Every record must be retyped as it stands.
(Beginning of EXERCISE INPUTS)
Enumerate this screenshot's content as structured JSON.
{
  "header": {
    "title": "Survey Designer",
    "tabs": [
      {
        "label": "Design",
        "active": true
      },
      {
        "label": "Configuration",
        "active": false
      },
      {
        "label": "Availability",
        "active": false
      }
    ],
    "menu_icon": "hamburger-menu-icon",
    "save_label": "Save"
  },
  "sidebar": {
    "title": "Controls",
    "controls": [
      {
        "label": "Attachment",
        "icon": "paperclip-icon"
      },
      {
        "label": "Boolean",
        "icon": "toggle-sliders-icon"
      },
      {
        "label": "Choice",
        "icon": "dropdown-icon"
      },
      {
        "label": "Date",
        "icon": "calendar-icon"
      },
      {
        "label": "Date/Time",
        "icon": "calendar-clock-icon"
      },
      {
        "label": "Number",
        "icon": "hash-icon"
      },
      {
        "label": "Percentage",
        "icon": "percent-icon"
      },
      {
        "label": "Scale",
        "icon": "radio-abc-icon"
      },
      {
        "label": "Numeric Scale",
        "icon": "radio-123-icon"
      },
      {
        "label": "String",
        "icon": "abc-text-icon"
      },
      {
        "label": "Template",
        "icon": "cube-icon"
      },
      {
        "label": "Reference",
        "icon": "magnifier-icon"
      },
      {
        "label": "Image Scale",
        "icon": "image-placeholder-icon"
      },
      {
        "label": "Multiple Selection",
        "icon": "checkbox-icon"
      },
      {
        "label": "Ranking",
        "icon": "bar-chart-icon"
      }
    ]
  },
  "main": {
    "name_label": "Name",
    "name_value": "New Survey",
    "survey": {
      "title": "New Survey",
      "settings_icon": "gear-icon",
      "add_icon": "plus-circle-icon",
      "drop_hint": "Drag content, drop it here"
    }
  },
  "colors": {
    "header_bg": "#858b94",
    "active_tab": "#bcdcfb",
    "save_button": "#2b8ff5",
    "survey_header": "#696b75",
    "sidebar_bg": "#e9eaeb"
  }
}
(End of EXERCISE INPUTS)
**TASK RESPONSE:**
Enumerate this screenshot's content as structured JSON.
{
  "header": {
    "title": "Survey Designer",
    "tabs": [
      {
        "label": "Design",
        "active": true
      },
      {
        "label": "Configuration",
        "active": false
      },
      {
        "label": "Availability",
        "active": false
      }
    ],
    "menu_icon": "hamburger-menu-icon",
    "save_label": "Save"
  },
  "sidebar": {
    "title": "Controls",
    "controls": [
      {
        "label": "Attachment",
        "icon": "paperclip-icon"
      },
      {
        "label": "Boolean",
        "icon": "toggle-sliders-icon"
      },
      {
        "label": "Choice",
        "icon": "dropdown-icon"
      },
      {
        "label": "Date",
        "icon": "calendar-icon"
      },
      {
        "label": "Date/Time",
        "icon": "calendar-clock-icon"
      },
      {
        "label": "Number",
        "icon": "hash-icon"
      },
      {
        "label": "Percentage",
        "icon": "percent-icon"
      },
      {
        "label": "Scale",
        "icon": "radio-abc-icon"
      },
      {
        "label": "Numeric Scale",
        "icon": "radio-123-icon"
      },
      {
        "label": "String",
        "icon": "abc-text-icon"
      },
      {
        "label": "Template",
        "icon": "cube-icon"
      },
      {
        "label": "Reference",
        "icon": "magnifier-icon"
      },
      {
        "label": "Image Scale",
        "icon": "image-placeholder-icon"
      },
      {
        "label": "Multiple Selection",
        "icon": "checkbox-icon"
      },
      {
        "label": "Ranking",
        "icon": "bar-chart-icon"
      }
    ]
  },
  "main": {
    "name_label": "Name",
    "name_value": "New Survey",
    "survey": {
      "title": "New Survey",
      "settings_icon": "gear-icon",
      "add_icon": "plus-circle-icon",
      "drop_hint": "Drag content, drop it here"
    }
  },
  "colors": {
    "header_bg": "#858b94",
    "active_tab": "#bcdcfb",
    "save_button": "#2b8ff5",
    "survey_header": "#696b75",
    "sidebar_bg": "#e9eaeb"
  }
}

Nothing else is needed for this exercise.